## What is required
How many of the lines below contain "Farizie"? Answer with that number alone.

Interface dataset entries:
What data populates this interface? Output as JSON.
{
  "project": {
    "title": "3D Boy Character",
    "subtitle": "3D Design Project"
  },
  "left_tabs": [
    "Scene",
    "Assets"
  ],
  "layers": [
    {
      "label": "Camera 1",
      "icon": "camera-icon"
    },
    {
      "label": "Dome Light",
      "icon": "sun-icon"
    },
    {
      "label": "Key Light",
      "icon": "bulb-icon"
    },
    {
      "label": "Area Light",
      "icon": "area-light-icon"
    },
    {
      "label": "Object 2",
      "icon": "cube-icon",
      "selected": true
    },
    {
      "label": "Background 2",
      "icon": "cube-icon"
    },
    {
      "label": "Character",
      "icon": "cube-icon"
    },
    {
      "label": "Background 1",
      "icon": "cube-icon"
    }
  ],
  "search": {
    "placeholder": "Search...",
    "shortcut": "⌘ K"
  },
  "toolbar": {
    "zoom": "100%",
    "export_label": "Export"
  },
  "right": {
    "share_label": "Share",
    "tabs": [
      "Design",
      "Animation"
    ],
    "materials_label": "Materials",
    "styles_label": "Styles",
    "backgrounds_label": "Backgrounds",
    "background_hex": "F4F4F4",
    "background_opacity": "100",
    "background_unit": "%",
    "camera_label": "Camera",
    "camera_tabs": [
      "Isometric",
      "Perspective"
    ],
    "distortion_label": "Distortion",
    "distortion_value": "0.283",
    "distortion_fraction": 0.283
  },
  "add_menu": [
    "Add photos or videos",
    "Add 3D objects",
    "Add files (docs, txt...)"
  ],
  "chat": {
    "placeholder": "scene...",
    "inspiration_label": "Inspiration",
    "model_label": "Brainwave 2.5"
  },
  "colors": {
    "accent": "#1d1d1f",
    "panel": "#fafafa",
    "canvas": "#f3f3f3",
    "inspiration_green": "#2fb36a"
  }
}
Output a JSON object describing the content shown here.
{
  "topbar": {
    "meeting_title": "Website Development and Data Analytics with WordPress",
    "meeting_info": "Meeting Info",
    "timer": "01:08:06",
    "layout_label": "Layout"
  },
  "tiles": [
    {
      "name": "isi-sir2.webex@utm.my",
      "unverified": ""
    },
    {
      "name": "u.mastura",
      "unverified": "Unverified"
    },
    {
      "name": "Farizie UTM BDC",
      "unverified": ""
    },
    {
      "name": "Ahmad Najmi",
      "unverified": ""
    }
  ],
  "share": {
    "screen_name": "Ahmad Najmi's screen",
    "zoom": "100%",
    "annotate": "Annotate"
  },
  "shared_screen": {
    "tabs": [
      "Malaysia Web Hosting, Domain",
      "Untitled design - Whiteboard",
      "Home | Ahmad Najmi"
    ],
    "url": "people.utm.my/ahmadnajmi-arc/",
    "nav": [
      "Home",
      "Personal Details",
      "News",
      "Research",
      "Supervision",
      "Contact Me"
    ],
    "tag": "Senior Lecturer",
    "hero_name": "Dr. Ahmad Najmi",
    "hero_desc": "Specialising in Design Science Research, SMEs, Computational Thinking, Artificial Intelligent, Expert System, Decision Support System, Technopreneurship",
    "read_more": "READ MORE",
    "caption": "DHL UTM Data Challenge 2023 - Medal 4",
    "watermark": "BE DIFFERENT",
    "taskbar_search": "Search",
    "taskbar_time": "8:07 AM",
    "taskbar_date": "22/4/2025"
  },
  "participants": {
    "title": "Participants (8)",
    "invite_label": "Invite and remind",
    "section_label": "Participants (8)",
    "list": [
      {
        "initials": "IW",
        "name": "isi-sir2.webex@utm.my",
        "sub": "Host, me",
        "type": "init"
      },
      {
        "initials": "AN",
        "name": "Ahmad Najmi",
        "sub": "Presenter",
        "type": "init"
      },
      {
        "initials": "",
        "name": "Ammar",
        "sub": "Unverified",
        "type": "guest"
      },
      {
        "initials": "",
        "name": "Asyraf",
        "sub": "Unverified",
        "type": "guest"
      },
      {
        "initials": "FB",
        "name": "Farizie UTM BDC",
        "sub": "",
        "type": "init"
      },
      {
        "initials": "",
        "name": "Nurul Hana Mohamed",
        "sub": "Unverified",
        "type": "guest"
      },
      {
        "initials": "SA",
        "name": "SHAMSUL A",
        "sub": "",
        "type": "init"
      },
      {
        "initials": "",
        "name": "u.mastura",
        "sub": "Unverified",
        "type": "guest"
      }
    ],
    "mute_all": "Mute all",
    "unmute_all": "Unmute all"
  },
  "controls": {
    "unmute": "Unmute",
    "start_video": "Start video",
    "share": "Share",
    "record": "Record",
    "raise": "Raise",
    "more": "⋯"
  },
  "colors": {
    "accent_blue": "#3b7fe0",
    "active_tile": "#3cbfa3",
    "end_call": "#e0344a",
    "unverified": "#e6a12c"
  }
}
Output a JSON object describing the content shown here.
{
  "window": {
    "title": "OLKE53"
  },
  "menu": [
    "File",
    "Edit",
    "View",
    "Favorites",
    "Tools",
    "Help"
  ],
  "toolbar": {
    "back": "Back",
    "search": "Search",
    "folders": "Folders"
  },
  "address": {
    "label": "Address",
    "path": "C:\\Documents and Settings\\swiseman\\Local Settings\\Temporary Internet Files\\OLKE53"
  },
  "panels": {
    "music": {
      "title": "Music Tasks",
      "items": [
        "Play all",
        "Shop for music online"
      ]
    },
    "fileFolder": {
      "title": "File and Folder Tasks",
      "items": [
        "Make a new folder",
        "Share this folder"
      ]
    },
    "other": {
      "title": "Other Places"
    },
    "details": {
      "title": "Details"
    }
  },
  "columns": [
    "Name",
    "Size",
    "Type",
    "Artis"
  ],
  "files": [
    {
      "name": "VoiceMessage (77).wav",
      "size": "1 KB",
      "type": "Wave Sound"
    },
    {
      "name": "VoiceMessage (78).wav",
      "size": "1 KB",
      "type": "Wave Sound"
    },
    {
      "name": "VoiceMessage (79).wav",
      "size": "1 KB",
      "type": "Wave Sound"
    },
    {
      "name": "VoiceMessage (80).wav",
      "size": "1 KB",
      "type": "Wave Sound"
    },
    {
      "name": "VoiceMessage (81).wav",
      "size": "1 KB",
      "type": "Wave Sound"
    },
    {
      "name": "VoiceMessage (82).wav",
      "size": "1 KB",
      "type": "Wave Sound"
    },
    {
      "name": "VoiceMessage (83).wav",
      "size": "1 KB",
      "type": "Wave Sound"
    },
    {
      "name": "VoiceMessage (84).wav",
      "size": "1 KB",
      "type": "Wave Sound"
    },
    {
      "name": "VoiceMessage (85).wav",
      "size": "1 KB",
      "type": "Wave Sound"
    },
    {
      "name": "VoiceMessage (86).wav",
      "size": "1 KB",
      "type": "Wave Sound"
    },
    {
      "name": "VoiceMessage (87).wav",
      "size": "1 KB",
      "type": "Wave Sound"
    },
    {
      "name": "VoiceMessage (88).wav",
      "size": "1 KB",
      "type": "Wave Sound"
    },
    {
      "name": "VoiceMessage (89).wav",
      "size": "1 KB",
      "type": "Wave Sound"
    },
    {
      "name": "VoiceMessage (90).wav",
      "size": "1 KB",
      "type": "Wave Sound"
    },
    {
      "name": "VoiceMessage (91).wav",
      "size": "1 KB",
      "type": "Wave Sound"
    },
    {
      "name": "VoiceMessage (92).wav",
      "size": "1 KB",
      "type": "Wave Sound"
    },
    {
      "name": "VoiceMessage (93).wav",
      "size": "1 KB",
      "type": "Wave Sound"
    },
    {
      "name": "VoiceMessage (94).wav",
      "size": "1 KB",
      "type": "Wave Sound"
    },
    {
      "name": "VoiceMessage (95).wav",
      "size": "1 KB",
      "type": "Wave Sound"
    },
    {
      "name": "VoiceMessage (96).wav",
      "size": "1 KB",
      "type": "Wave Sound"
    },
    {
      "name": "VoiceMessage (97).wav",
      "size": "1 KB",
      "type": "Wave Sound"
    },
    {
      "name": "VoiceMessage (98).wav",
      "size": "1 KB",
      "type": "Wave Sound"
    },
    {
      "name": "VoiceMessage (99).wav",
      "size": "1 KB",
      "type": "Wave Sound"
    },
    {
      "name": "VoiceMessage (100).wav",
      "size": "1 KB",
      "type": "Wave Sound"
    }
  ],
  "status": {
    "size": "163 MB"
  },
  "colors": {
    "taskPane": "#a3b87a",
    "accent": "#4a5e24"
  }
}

## Reply to the task
2